## Brief
What is needed is a copy of each line in the listing that contains "bookmarks".
Segment Open
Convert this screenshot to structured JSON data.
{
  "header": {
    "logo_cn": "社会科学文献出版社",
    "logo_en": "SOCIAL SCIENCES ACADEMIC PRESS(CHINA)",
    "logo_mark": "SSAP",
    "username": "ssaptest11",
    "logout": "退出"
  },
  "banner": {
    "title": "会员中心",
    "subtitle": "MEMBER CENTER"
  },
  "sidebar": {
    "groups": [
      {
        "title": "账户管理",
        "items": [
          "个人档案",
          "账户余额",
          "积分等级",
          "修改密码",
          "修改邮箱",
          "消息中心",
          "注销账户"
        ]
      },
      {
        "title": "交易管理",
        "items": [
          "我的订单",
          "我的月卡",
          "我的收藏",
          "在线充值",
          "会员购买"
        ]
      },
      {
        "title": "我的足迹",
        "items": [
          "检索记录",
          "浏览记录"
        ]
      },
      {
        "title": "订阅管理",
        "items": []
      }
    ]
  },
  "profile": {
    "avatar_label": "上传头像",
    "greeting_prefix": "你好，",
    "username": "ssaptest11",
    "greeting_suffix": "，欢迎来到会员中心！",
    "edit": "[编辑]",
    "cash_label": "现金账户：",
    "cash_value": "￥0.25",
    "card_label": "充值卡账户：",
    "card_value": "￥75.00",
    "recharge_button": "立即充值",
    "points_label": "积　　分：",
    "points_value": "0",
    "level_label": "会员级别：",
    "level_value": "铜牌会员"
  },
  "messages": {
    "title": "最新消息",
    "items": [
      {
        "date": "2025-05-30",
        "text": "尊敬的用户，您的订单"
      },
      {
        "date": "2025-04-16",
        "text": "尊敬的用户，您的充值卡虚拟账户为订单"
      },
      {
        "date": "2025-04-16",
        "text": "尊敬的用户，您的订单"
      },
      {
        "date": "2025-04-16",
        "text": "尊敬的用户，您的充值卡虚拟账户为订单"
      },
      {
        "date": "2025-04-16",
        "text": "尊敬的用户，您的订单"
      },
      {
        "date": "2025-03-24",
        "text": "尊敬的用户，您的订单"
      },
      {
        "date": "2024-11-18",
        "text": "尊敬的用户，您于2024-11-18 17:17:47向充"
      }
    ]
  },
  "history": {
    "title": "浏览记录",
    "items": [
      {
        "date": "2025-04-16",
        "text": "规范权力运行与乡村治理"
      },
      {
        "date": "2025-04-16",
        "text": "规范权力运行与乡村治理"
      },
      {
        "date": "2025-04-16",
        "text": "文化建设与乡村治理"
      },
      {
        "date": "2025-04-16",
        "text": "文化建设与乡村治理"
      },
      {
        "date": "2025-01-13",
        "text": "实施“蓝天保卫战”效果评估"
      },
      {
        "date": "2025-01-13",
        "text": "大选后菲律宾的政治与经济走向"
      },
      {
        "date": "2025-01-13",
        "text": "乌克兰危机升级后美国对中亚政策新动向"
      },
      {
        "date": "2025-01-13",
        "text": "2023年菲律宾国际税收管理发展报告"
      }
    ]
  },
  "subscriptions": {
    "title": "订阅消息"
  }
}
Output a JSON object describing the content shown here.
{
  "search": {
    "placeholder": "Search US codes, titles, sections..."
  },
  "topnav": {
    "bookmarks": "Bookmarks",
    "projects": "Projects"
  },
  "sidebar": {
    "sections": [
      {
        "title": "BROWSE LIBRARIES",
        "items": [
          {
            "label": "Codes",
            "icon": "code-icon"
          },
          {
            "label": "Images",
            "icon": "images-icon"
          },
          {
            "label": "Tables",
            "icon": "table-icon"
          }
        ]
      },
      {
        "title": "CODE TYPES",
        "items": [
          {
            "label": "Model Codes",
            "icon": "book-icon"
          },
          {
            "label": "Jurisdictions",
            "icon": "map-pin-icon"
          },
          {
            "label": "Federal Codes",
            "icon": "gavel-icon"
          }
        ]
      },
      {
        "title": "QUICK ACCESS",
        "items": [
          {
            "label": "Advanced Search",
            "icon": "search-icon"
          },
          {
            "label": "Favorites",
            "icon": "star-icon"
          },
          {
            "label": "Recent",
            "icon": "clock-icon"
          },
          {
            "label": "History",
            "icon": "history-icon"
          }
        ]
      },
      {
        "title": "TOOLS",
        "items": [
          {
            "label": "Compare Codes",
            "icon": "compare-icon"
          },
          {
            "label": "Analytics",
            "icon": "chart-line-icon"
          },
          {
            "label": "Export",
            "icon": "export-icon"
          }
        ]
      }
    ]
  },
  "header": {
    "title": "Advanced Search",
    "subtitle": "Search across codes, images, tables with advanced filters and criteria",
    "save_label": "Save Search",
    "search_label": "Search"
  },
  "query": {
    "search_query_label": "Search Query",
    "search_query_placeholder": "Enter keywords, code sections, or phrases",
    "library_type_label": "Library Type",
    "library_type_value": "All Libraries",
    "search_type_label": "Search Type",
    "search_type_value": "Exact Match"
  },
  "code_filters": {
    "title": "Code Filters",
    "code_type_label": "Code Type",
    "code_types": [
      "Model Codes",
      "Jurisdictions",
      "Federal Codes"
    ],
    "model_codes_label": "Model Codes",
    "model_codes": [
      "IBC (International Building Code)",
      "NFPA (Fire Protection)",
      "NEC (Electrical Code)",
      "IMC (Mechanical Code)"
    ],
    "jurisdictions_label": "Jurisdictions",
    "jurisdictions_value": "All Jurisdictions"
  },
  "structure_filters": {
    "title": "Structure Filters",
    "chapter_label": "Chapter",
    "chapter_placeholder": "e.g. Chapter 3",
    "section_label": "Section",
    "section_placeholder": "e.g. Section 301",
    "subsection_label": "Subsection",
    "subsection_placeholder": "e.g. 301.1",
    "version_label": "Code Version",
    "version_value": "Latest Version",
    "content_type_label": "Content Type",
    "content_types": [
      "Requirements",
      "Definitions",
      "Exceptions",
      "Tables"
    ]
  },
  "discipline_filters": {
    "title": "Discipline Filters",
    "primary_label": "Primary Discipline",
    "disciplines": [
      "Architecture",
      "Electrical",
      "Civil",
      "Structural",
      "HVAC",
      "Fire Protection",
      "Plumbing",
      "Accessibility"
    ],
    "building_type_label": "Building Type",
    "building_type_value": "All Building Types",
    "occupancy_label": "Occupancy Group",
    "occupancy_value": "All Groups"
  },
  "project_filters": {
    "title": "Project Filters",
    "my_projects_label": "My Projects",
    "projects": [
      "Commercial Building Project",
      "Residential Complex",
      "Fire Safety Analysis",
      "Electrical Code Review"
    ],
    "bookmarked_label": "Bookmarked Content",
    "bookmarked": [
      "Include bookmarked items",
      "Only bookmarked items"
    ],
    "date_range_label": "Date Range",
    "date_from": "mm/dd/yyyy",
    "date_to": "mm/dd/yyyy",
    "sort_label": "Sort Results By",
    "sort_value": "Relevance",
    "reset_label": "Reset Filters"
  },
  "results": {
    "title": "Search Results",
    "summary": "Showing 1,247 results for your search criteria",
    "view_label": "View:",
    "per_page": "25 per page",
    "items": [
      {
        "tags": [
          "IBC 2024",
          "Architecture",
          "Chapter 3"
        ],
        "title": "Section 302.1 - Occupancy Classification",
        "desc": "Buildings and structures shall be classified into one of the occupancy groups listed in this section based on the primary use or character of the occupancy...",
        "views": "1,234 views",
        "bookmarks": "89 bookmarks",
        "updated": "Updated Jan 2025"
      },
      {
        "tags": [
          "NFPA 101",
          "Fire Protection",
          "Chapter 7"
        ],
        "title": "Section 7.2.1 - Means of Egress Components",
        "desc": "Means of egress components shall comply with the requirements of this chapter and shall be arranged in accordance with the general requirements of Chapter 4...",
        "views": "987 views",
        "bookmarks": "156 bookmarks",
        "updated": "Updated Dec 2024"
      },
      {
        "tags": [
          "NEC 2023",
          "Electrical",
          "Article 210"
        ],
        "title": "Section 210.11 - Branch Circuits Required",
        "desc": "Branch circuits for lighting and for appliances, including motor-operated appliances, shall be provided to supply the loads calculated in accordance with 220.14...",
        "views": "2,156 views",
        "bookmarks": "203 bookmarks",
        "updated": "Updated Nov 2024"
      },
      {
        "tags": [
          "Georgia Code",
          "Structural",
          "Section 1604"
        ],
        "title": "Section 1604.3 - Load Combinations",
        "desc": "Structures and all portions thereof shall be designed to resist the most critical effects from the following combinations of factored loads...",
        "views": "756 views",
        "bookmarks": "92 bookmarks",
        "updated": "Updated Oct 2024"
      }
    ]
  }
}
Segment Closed
## Your response
    "bookmarks": "Bookmarks",
        "bookmarks": "89 bookmarks",
        "bookmarks": "156 bookmarks",
        "bookmarks": "203 bookmarks",
        "bookmarks": "92 bookmarks",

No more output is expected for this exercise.